- **Input records**:
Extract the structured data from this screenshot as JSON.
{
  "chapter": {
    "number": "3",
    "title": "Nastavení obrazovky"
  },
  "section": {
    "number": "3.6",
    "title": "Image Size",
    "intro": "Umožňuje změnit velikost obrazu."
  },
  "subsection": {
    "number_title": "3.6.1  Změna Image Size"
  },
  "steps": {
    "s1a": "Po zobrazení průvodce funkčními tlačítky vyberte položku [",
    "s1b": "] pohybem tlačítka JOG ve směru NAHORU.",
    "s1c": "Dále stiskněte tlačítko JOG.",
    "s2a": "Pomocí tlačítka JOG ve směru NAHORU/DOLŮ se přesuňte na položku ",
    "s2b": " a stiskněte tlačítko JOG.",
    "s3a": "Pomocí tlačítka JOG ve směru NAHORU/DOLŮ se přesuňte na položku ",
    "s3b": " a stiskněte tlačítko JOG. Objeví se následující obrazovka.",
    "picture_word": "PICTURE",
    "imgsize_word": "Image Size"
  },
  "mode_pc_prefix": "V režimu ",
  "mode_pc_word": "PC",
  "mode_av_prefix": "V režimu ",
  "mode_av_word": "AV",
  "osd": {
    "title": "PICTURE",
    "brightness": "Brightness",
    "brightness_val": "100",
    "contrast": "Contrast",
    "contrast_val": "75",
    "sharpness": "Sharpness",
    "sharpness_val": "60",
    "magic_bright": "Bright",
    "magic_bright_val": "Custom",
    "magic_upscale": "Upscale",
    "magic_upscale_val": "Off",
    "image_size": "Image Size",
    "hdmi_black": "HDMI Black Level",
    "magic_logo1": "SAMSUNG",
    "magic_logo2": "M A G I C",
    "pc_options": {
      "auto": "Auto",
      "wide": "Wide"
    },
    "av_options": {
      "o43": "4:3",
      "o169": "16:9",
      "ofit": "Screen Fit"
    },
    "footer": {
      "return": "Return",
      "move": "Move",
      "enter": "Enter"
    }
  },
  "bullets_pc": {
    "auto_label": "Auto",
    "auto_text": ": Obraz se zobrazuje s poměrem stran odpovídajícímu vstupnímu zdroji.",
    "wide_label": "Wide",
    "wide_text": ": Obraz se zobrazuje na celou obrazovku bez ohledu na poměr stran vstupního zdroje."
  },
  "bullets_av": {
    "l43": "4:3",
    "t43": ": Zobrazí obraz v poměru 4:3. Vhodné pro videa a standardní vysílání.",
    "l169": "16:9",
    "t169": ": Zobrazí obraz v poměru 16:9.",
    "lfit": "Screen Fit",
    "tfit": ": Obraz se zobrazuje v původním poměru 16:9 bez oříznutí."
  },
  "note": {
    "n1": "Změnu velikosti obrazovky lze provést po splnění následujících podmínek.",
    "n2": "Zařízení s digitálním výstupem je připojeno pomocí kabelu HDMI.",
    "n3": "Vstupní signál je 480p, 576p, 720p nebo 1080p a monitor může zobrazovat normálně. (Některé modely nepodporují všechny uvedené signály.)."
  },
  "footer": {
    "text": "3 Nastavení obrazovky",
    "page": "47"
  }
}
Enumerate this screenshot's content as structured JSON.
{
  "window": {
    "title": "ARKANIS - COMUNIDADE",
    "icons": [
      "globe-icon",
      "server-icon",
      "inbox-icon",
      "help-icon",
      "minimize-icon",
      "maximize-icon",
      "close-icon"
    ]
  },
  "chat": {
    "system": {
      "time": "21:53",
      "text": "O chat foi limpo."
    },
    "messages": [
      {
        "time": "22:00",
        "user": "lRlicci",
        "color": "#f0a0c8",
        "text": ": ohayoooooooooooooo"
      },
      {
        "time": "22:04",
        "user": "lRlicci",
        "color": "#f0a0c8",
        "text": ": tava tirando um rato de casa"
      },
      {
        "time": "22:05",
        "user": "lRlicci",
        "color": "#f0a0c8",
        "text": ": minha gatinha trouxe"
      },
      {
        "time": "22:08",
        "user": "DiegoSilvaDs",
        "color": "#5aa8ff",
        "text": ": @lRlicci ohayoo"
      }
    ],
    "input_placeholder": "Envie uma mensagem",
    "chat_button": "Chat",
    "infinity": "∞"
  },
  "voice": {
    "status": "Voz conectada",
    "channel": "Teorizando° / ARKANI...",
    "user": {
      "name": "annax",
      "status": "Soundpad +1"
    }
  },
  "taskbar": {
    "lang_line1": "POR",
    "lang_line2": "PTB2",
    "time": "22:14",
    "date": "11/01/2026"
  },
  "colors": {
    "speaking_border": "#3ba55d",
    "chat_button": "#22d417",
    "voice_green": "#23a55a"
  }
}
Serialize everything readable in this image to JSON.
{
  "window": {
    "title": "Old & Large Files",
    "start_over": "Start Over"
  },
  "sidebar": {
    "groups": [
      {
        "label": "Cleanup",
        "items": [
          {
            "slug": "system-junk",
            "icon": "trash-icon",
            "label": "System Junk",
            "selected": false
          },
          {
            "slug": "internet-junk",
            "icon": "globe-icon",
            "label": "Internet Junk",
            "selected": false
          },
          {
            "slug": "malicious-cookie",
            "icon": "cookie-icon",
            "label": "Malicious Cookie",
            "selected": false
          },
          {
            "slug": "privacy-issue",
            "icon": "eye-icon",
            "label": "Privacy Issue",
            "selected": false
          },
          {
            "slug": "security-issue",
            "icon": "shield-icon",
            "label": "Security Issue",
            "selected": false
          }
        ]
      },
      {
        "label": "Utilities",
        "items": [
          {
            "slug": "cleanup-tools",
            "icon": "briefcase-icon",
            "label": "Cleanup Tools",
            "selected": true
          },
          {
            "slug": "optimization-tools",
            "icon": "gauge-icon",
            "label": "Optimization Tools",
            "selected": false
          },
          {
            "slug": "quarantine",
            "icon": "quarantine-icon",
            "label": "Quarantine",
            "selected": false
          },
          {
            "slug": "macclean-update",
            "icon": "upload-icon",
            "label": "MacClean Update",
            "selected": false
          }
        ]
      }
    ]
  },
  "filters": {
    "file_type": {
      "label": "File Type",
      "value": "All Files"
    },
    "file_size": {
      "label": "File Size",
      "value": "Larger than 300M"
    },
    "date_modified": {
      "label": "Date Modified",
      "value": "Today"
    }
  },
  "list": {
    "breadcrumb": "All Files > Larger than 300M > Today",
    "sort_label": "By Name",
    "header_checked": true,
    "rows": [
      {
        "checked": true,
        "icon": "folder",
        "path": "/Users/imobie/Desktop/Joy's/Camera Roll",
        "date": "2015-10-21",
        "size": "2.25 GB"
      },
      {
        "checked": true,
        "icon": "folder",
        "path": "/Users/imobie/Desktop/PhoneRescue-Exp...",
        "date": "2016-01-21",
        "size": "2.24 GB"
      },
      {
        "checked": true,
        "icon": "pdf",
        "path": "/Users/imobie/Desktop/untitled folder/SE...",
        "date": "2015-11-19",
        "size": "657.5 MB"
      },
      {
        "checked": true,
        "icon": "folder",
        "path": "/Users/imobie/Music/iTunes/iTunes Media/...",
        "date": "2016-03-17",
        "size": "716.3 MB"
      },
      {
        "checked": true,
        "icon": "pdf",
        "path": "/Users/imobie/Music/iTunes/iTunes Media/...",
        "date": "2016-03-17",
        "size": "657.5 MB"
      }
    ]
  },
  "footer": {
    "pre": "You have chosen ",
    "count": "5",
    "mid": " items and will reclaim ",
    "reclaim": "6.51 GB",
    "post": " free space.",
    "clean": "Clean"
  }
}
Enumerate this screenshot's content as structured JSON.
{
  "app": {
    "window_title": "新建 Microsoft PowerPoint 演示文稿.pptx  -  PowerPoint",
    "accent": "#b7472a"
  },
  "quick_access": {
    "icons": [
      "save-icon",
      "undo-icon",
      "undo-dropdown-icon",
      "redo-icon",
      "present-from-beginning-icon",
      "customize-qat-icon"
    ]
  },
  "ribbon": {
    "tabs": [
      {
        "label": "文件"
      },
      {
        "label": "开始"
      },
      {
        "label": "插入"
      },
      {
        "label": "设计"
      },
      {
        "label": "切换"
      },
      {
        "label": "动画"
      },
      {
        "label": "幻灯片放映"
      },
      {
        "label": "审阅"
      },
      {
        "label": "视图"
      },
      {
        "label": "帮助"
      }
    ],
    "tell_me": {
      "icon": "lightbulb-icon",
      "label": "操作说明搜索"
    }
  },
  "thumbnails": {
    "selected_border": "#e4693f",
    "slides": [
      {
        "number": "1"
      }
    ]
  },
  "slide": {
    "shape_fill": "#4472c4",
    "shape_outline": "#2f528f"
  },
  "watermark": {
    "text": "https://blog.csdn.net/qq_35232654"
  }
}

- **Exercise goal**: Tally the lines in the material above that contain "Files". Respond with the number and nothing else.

- **Response to the task**: 3